TASK GOAL:
All of the records should be given again verbatim.
━━━━━ INPUT DATA
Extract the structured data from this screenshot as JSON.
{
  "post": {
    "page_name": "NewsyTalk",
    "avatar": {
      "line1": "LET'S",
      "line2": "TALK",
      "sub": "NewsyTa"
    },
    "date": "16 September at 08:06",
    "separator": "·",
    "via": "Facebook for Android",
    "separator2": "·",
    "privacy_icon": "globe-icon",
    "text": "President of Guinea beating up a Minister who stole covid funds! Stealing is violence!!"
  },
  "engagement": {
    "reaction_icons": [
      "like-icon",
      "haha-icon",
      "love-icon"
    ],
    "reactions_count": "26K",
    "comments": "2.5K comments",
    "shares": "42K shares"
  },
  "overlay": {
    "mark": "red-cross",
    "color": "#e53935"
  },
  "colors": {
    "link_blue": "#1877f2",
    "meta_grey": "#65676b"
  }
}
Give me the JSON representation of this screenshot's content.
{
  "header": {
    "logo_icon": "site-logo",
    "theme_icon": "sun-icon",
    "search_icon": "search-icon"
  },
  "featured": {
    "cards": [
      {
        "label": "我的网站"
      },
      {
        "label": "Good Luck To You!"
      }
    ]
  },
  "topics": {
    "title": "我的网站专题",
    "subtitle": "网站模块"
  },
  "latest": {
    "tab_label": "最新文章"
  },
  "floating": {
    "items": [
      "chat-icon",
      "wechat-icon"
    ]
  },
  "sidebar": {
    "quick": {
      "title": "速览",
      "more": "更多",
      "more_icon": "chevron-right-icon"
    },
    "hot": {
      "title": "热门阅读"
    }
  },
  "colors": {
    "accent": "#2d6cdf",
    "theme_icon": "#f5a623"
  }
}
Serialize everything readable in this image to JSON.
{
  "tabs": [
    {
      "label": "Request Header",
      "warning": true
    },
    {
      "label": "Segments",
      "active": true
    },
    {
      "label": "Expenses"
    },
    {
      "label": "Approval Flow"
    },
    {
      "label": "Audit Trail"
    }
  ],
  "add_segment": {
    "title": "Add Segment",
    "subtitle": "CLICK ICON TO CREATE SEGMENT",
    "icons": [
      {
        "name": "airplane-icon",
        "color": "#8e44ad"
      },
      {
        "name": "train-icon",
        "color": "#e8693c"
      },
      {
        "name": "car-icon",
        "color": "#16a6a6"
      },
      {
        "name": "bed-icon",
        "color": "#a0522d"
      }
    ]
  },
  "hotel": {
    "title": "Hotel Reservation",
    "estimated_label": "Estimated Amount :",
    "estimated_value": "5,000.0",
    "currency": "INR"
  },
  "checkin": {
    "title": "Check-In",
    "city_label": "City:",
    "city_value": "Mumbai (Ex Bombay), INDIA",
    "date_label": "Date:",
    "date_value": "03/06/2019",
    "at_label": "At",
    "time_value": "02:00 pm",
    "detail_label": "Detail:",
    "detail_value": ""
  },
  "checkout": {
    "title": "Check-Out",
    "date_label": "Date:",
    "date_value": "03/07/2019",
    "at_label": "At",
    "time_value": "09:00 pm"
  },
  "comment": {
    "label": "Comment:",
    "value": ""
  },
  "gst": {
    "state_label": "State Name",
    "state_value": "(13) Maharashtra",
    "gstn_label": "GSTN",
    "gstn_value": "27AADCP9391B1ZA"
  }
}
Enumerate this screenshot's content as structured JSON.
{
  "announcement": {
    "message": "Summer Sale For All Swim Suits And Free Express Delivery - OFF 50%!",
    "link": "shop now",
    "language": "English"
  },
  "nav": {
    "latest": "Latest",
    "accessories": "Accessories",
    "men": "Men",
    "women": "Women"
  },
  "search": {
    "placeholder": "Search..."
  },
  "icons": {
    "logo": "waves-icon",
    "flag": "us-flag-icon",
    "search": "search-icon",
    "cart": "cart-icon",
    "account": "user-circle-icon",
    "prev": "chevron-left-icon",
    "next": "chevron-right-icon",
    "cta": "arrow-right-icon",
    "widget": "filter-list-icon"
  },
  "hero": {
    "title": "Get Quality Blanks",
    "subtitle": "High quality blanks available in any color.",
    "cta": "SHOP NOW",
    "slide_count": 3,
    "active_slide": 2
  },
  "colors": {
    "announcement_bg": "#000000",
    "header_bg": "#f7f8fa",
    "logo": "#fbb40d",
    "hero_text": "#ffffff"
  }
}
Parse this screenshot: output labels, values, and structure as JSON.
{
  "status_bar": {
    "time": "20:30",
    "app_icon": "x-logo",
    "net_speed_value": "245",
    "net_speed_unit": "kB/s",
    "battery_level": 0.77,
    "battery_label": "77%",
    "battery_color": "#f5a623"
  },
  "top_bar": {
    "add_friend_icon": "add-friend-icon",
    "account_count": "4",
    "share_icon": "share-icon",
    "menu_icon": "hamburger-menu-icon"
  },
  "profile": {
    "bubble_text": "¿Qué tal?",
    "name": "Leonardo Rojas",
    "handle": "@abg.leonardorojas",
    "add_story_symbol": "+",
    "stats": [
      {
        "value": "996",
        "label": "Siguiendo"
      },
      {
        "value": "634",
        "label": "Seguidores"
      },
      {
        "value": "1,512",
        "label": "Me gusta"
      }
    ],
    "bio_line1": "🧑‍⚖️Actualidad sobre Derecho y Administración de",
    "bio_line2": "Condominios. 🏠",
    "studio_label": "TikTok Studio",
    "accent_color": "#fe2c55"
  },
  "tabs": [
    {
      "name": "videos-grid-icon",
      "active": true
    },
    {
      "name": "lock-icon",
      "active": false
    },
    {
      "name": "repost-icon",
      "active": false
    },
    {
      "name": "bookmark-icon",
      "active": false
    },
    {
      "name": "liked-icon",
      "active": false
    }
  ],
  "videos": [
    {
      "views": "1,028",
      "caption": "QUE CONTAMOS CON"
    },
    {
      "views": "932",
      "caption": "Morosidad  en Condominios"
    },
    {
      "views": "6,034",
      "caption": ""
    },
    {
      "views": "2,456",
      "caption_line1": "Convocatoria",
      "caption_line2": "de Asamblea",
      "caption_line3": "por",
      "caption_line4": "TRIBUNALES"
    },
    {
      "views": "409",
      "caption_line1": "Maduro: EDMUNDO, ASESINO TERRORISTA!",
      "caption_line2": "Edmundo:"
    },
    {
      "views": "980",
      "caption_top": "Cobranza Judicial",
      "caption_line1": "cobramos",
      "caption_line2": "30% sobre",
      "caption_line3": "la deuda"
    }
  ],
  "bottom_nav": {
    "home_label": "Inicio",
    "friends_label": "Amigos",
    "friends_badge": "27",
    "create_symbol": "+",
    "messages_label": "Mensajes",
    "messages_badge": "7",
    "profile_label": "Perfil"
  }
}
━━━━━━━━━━
ANSWER:
Extract the structured data from this screenshot as JSON.
{
  "post": {
    "page_name": "NewsyTalk",
    "avatar": {
      "line1": "LET'S",
      "line2": "TALK",
      "sub": "NewsyTa"
    },
    "date": "16 September at 08:06",
    "separator": "·",
    "via": "Facebook for Android",
    "separator2": "·",
    "privacy_icon": "globe-icon",
    "text": "President of Guinea beating up a Minister who stole covid funds! Stealing is violence!!"
  },
  "engagement": {
    "reaction_icons": [
      "like-icon",
      "haha-icon",
      "love-icon"
    ],
    "reactions_count": "26K",
    "comments": "2.5K comments",
    "shares": "42K shares"
  },
  "overlay": {
    "mark": "red-cross",
    "color": "#e53935"
  },
  "colors": {
    "link_blue": "#1877f2",
    "meta_grey": "#65676b"
  }
}
Give me the JSON representation of this screenshot's content.
{
  "header": {
    "logo_icon": "site-logo",
    "theme_icon": "sun-icon",
    "search_icon": "search-icon"
  },
  "featured": {
    "cards": [
      {
        "label": "我的网站"
      },
      {
        "label": "Good Luck To You!"
      }
    ]
  },
  "topics": {
    "title": "我的网站专题",
    "subtitle": "网站模块"
  },
  "latest": {
    "tab_label": "最新文章"
  },
  "floating": {
    "items": [
      "chat-icon",
      "wechat-icon"
    ]
  },
  "sidebar": {
    "quick": {
      "title": "速览",
      "more": "更多",
      "more_icon": "chevron-right-icon"
    },
    "hot": {
      "title": "热门阅读"
    }
  },
  "colors": {
    "accent": "#2d6cdf",
    "theme_icon": "#f5a623"
  }
}
Serialize everything readable in this image to JSON.
{
  "tabs": [
    {
      "label": "Request Header",
      "warning": true
    },
    {
      "label": "Segments",
      "active": true
    },
    {
      "label": "Expenses"
    },
    {
      "label": "Approval Flow"
    },
    {
      "label": "Audit Trail"
    }
  ],
  "add_segment": {
    "title": "Add Segment",
    "subtitle": "CLICK ICON TO CREATE SEGMENT",
    "icons": [
      {
        "name": "airplane-icon",
        "color": "#8e44ad"
      },
      {
        "name": "train-icon",
        "color": "#e8693c"
      },
      {
        "name": "car-icon",
        "color": "#16a6a6"
      },
      {
        "name": "bed-icon",
        "color": "#a0522d"
      }
    ]
  },
  "hotel": {
    "title": "Hotel Reservation",
    "estimated_label": "Estimated Amount :",
    "estimated_value": "5,000.0",
    "currency": "INR"
  },
  "checkin": {
    "title": "Check-In",
    "city_label": "City:",
    "city_value": "Mumbai (Ex Bombay), INDIA",
    "date_label": "Date:",
    "date_value": "03/06/2019",
    "at_label": "At",
    "time_value": "02:00 pm",
    "detail_label": "Detail:",
    "detail_value": ""
  },
  "checkout": {
    "title": "Check-Out",
    "date_label": "Date:",
    "date_value": "03/07/2019",
    "at_label": "At",
    "time_value": "09:00 pm"
  },
  "comment": {
    "label": "Comment:",
    "value": ""
  },
  "gst": {
    "state_label": "State Name",
    "state_value": "(13) Maharashtra",
    "gstn_label": "GSTN",
    "gstn_value": "27AADCP9391B1ZA"
  }
}
Enumerate this screenshot's content as structured JSON.
{
  "announcement": {
    "message": "Summer Sale For All Swim Suits And Free Express Delivery - OFF 50%!",
    "link": "shop now",
    "language": "English"
  },
  "nav": {
    "latest": "Latest",
    "accessories": "Accessories",
    "men": "Men",
    "women": "Women"
  },
  "search": {
    "placeholder": "Search..."
  },
  "icons": {
    "logo": "waves-icon",
    "flag": "us-flag-icon",
    "search": "search-icon",
    "cart": "cart-icon",
    "account": "user-circle-icon",
    "prev": "chevron-left-icon",
    "next": "chevron-right-icon",
    "cta": "arrow-right-icon",
    "widget": "filter-list-icon"
  },
  "hero": {
    "title": "Get Quality Blanks",
    "subtitle": "High quality blanks available in any color.",
    "cta": "SHOP NOW",
    "slide_count": 3,
    "active_slide": 2
  },
  "colors": {
    "announcement_bg": "#000000",
    "header_bg": "#f7f8fa",
    "logo": "#fbb40d",
    "hero_text": "#ffffff"
  }
}
Parse this screenshot: output labels, values, and structure as JSON.
{
  "status_bar": {
    "time": "20:30",
    "app_icon": "x-logo",
    "net_speed_value": "245",
    "net_speed_unit": "kB/s",
    "battery_level": 0.77,
    "battery_label": "77%",
    "battery_color": "#f5a623"
  },
  "top_bar": {
    "add_friend_icon": "add-friend-icon",
    "account_count": "4",
    "share_icon": "share-icon",
    "menu_icon": "hamburger-menu-icon"
  },
  "profile": {
    "bubble_text": "¿Qué tal?",
    "name": "Leonardo Rojas",
    "handle": "@abg.leonardorojas",
    "add_story_symbol": "+",
    "stats": [
      {
        "value": "996",
        "label": "Siguiendo"
      },
      {
        "value": "634",
        "label": "Seguidores"
      },
      {
        "value": "1,512",
        "label": "Me gusta"
      }
    ],
    "bio_line1": "🧑‍⚖️Actualidad sobre Derecho y Administración de",
    "bio_line2": "Condominios. 🏠",
    "studio_label": "TikTok Studio",
    "accent_color": "#fe2c55"
  },
  "tabs": [
    {
      "name": "videos-grid-icon",
      "active": true
    },
    {
      "name": "lock-icon",
      "active": false
    },
    {
      "name": "repost-icon",
      "active": false
    },
    {
      "name": "bookmark-icon",
      "active": false
    },
    {
      "name": "liked-icon",
      "active": false
    }
  ],
  "videos": [
    {
      "views": "1,028",
      "caption": "QUE CONTAMOS CON"
    },
    {
      "views": "932",
      "caption": "Morosidad  en Condominios"
    },
    {
      "views": "6,034",
      "caption": ""
    },
    {
      "views": "2,456",
      "caption_line1": "Convocatoria",
      "caption_line2": "de Asamblea",
      "caption_line3": "por",
      "caption_line4": "TRIBUNALES"
    },
    {
      "views": "409",
      "caption_line1": "Maduro: EDMUNDO, ASESINO TERRORISTA!",
      "caption_line2": "Edmundo:"
    },
    {
      "views": "980",
      "caption_top": "Cobranza Judicial",
      "caption_line1": "cobramos",
      "caption_line2": "30% sobre",
      "caption_line3": "la deuda"
    }
  ],
  "bottom_nav": {
    "home_label": "Inicio",
    "friends_label": "Amigos",
    "friends_badge": "27",
    "create_symbol": "+",
    "messages_label": "Mensajes",
    "messages_badge": "7",
    "profile_label": "Perfil"
  }
}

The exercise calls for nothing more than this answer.